From the entries that follow, report every line in which "данных" occurs.

───── Data for processing

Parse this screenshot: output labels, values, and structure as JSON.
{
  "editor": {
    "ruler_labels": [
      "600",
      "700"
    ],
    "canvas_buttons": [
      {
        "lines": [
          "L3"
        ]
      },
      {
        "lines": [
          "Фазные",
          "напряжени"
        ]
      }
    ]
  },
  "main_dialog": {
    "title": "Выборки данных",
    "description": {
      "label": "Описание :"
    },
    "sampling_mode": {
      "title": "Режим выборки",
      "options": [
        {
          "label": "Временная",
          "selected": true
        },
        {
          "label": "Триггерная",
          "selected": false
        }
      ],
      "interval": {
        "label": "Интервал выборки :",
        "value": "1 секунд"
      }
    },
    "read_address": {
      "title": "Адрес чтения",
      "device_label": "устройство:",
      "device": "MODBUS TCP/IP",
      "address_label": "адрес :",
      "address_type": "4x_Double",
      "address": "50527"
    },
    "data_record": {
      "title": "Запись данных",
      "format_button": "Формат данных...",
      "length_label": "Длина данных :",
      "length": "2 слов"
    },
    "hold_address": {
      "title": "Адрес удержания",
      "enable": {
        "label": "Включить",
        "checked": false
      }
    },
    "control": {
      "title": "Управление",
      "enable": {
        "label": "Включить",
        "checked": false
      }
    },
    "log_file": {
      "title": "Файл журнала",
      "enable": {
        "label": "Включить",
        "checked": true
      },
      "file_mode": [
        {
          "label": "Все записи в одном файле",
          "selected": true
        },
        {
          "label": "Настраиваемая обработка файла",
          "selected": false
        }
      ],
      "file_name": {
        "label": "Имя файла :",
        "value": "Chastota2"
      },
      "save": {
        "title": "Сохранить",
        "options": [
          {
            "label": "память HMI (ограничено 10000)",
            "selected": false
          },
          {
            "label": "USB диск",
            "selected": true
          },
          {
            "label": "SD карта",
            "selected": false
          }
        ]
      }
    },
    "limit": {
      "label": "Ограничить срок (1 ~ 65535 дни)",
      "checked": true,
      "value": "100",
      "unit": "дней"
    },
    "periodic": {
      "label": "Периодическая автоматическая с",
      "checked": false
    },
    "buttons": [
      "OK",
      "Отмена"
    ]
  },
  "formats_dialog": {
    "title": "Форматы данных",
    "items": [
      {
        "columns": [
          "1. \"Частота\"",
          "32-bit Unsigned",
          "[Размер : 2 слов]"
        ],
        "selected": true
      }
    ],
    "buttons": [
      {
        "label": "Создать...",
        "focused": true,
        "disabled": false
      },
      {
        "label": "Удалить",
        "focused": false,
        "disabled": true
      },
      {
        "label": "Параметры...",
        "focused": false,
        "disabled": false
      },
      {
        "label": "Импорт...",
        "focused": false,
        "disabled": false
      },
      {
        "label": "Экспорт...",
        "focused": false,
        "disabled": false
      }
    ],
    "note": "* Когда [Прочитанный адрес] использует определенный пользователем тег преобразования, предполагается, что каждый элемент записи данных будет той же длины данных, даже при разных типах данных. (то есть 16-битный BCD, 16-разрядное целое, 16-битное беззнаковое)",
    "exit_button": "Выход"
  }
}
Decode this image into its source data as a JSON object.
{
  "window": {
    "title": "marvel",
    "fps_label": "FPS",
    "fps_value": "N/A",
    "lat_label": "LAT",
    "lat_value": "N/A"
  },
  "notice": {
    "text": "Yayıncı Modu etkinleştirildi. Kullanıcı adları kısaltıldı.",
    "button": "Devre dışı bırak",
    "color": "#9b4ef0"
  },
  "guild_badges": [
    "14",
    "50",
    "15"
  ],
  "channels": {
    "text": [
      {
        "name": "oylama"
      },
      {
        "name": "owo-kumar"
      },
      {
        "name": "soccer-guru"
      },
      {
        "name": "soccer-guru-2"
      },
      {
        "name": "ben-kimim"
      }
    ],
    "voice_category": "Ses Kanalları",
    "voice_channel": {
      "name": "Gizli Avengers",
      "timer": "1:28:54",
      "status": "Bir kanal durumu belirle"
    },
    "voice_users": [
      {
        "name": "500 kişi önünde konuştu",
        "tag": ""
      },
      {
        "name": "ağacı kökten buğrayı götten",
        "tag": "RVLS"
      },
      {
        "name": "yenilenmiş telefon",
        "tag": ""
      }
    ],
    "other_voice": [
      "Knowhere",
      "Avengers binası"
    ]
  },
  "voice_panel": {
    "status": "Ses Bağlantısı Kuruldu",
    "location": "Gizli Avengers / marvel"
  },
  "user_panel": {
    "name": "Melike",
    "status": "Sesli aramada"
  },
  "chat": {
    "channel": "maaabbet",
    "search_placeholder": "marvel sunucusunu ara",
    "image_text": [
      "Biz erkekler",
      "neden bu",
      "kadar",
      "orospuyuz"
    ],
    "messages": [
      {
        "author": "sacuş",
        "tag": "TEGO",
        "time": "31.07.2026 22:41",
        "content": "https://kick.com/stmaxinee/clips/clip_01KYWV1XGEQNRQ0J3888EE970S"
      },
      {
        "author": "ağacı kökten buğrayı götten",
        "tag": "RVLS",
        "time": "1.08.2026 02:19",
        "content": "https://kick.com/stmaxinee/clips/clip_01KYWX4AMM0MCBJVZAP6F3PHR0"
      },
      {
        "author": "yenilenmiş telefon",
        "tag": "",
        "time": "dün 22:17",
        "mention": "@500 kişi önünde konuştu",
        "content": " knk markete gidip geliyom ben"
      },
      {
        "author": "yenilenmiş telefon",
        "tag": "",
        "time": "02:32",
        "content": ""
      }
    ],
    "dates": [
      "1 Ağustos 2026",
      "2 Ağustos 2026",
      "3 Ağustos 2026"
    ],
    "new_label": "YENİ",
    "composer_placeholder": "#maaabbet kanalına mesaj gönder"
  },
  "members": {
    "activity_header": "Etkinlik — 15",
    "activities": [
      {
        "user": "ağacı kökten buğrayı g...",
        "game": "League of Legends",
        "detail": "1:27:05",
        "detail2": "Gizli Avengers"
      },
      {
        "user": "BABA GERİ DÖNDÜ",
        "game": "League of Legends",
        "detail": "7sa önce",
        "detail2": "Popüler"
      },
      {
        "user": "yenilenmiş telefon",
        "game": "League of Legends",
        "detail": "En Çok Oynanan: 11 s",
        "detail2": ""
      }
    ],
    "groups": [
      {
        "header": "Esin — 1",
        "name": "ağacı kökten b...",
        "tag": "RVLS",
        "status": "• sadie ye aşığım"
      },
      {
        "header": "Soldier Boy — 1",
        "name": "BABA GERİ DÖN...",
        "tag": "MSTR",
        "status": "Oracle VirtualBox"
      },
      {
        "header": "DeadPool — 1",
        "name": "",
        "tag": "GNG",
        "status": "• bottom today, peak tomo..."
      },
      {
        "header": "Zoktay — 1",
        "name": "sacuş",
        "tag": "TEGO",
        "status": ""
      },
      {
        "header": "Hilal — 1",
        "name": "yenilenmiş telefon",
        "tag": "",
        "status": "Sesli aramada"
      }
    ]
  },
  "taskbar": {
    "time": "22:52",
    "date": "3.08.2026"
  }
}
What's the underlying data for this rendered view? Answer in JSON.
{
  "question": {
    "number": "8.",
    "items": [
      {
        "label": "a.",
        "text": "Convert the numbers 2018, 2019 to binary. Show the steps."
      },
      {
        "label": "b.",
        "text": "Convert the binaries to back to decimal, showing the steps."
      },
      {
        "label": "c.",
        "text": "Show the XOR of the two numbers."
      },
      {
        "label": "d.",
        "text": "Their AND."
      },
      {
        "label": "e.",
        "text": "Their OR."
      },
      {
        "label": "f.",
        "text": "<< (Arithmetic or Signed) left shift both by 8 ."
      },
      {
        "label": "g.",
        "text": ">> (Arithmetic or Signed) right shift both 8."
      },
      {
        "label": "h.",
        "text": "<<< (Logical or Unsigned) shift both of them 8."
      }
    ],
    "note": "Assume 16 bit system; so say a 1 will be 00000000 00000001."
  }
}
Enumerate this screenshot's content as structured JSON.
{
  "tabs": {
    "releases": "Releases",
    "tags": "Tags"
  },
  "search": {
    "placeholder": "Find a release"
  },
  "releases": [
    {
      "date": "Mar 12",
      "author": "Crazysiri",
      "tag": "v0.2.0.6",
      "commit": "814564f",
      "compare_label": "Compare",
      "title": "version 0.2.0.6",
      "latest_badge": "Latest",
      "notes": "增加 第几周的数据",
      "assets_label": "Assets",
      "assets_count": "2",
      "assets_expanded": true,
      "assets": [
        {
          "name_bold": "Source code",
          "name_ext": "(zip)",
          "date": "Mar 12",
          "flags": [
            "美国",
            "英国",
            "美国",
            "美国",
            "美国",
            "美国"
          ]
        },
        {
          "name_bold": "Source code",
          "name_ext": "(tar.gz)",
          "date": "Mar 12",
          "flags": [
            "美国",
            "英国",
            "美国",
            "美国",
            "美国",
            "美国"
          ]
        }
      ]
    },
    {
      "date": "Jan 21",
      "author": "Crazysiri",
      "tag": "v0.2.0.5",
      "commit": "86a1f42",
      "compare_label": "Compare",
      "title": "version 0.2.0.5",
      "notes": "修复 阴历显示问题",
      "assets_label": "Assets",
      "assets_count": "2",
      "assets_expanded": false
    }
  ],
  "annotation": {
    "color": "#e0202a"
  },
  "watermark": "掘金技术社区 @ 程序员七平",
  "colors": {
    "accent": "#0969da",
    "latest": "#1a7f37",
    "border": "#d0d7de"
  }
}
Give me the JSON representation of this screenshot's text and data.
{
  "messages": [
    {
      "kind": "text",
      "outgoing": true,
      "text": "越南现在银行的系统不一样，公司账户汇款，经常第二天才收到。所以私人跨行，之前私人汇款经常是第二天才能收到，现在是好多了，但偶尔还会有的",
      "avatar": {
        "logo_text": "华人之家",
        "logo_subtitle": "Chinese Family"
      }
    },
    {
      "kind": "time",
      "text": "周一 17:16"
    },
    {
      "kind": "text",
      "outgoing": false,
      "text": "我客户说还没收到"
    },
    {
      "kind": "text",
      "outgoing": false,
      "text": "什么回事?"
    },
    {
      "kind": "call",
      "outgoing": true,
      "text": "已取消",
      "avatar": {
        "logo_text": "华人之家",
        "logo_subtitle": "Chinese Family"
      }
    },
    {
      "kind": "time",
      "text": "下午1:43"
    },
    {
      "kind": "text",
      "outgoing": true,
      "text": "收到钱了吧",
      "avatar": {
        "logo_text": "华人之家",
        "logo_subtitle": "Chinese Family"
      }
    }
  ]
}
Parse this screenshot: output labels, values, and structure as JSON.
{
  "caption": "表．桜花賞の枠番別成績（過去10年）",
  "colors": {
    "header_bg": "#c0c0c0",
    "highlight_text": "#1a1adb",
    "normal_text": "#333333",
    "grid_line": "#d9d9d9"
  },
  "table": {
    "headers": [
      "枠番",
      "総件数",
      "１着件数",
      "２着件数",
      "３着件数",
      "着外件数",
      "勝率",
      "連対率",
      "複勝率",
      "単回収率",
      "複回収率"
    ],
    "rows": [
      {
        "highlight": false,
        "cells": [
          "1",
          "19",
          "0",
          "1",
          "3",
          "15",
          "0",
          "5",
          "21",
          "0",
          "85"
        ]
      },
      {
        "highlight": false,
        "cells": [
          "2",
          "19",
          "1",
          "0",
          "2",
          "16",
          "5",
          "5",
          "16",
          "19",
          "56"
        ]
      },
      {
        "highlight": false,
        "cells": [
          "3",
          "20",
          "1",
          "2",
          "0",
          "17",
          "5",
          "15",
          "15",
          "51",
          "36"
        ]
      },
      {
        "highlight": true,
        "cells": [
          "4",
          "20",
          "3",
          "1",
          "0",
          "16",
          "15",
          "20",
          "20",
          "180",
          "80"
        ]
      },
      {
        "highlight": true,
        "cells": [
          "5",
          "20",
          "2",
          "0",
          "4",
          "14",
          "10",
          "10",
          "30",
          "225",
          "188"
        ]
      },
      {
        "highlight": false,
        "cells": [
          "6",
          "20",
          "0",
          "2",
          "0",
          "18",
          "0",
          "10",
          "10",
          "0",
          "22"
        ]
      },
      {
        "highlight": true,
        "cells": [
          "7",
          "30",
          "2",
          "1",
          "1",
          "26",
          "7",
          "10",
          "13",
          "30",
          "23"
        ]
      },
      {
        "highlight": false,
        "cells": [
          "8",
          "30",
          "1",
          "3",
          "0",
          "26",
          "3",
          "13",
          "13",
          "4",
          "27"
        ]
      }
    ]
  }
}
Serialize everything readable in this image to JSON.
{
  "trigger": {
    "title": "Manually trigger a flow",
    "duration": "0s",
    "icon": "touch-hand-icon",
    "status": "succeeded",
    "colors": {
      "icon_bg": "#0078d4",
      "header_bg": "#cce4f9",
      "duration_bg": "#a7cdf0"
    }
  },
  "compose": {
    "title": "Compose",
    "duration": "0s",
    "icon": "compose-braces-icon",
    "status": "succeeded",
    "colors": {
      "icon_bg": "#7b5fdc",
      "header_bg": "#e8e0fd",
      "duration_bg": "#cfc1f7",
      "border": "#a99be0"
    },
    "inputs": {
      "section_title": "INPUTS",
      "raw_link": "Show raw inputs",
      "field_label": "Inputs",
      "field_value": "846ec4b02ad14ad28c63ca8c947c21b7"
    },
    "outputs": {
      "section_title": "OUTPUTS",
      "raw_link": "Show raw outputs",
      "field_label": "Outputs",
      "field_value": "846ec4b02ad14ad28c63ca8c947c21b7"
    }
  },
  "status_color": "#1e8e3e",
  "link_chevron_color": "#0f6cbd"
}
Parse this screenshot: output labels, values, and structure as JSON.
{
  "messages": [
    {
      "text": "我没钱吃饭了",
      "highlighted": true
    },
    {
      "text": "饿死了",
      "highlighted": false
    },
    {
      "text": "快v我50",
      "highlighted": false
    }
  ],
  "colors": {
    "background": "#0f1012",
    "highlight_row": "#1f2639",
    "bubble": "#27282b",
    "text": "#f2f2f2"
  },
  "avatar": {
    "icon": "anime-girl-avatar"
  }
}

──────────

* [Output]:
    "title": "Выборки данных",
      "title": "Запись данных",
      "format_button": "Формат данных...",
      "length_label": "Длина данных :",
    "title": "Форматы данных",
    "note": "* Когда [Прочитанный адрес] использует определенный пользователем тег преобразования, предполагается, что каждый элемент записи данных будет той же длины данных, даже при разных типах данных. (то есть 16-битный BCD, 16-разрядное целое, 16-битное беззнаковое)",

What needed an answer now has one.